Bladed Fury has further issues with stability that it fusses with - crashing. The first time happened after a difficult boss. Again, it has nothing to do with balancing problems and everything to do with my old age. After that fight, I transitioned to the dialogue section, and it happened. I’d then have another occur when going from screen to screen. I will say that a complete play-through of Bladed Fury is an average of about four to five hours. If you’re really good at it, then it’ll possibly go down to three hours. My personal time was four, meaning I had a crash every two hours, give or take. The first crash resulted in me having to redo the boss, while the second didn’t interfere with anything.
The style is a beautiful hand-drawn mosaic. At points, there’s water paint flare with fantastic detail. All character models are exaggerated but proportional, at least when it comes to Princess Ji. The bosses, on the other hand, are hulking and exaggerated. When I first saw the visuals, my initial worry was that it would be hard to discern what is a platform and what’s not. Fortunately, that wasn’t an issue. Though, the variety in enemy design isn’t substantial. What’s there is perfectly drawn, but I feel there could have been a bit more diversity.
The music tracks felt very authentic and true to the culture. It did well to communicate the Chinese-themes Bladed Fury is slathered in. Flutes were the mainstay instruments, and when combined with the sounds of nature, they cooked up a wonderful ear dish. There’s also voice acting but only in Chinese. My only critique is I would’ve loved more inflection in their voices. As it was, I felt that it came across mostly flat. Although there were flourishes of expressiveness, just not enough.
Bladed Fury does a great job infusing its Chinese touches with fast-paced action. I had an absolute blast slashing at enemies and deflecting projectiles. That said, the small stature of my Switch caused issues with blocking. I do, however, firmly believe that’s a problem for those not playing on the television. The music is authentic and marries the flute with other instruments really well. Graphics are akin to a watercolour painting, as well as a downright beautiful hand-drawn visual style.
Unfortunately, due to two crashes that I experienced in my four-hour play-through, it’s hard to recommend this at full price. The stutters do a number on any momentum you have. It’s a title I think people can enjoy. Ignoring technical hiccups, I’d still say the default price is a bit much.

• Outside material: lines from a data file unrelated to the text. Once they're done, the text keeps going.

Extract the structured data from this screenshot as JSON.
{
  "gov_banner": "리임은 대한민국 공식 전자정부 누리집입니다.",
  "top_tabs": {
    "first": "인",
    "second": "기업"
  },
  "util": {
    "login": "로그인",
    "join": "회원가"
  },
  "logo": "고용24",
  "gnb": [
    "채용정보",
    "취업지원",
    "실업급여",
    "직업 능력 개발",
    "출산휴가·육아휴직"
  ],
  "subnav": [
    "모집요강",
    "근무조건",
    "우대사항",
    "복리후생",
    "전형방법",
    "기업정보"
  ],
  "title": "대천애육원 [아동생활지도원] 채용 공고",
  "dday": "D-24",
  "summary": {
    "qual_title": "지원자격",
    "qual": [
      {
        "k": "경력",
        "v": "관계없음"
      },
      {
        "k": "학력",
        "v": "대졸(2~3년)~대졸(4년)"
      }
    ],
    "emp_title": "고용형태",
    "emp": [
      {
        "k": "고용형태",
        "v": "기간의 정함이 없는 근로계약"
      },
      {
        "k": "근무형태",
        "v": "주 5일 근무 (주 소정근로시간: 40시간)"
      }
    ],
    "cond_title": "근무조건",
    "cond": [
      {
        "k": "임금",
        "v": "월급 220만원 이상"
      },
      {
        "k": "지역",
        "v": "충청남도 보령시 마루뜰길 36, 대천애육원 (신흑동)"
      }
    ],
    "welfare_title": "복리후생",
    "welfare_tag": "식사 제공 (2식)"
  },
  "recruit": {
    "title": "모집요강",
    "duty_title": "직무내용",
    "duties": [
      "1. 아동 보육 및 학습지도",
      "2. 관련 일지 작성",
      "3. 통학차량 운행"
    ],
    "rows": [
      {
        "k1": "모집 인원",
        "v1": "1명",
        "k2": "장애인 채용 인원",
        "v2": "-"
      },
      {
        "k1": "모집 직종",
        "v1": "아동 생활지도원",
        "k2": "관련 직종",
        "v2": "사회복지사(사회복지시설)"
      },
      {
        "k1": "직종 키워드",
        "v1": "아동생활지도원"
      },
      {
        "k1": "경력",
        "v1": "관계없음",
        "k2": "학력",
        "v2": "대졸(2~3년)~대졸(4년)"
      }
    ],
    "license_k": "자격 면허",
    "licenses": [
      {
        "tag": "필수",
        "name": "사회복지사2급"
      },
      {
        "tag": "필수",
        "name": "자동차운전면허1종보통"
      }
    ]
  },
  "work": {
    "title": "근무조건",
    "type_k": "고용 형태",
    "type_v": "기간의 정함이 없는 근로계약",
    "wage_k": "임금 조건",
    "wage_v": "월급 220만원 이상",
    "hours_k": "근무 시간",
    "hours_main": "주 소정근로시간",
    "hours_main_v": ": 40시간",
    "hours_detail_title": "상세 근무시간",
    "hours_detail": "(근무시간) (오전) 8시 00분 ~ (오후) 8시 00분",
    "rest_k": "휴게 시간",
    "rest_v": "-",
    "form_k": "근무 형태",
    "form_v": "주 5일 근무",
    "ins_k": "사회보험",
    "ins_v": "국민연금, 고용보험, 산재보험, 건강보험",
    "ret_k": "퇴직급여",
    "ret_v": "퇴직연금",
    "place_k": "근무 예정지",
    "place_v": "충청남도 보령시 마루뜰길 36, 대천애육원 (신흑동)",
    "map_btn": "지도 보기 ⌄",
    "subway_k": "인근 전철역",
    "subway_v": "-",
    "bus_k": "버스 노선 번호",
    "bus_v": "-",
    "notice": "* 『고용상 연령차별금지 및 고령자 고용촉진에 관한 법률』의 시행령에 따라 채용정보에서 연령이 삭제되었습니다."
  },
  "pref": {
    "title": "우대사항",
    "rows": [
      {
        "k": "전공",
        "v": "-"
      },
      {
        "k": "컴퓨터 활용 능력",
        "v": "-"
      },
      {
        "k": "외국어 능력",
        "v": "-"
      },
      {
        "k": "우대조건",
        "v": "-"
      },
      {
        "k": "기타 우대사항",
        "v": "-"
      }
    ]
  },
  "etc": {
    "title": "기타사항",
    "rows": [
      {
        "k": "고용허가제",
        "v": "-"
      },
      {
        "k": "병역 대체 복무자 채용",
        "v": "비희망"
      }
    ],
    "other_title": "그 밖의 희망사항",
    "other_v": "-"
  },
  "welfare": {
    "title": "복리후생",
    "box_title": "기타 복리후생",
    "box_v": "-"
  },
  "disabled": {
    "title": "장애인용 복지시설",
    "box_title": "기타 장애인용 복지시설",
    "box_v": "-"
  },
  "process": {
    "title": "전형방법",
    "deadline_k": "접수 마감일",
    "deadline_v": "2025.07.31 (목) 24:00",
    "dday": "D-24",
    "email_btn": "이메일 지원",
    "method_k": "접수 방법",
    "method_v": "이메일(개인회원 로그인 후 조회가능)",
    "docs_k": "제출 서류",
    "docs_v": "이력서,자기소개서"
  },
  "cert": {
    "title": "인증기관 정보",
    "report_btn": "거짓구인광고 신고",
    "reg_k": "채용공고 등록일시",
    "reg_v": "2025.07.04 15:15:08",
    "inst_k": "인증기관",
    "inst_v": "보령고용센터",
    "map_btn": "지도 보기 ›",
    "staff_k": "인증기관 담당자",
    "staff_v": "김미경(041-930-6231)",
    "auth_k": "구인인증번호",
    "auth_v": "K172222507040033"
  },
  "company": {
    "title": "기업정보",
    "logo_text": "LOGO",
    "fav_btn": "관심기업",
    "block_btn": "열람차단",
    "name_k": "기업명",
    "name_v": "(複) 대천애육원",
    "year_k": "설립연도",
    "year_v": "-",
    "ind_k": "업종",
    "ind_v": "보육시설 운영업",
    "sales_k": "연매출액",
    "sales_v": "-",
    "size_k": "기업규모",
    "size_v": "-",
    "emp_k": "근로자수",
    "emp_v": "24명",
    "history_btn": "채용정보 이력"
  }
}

Compared to playtime, I don’t feel the value is adequately measured. That said if you can find this for $15, definitely purchase it. At that price, I certainly recommend it.
*Many thanks to PM Studios for providing the code used for this review!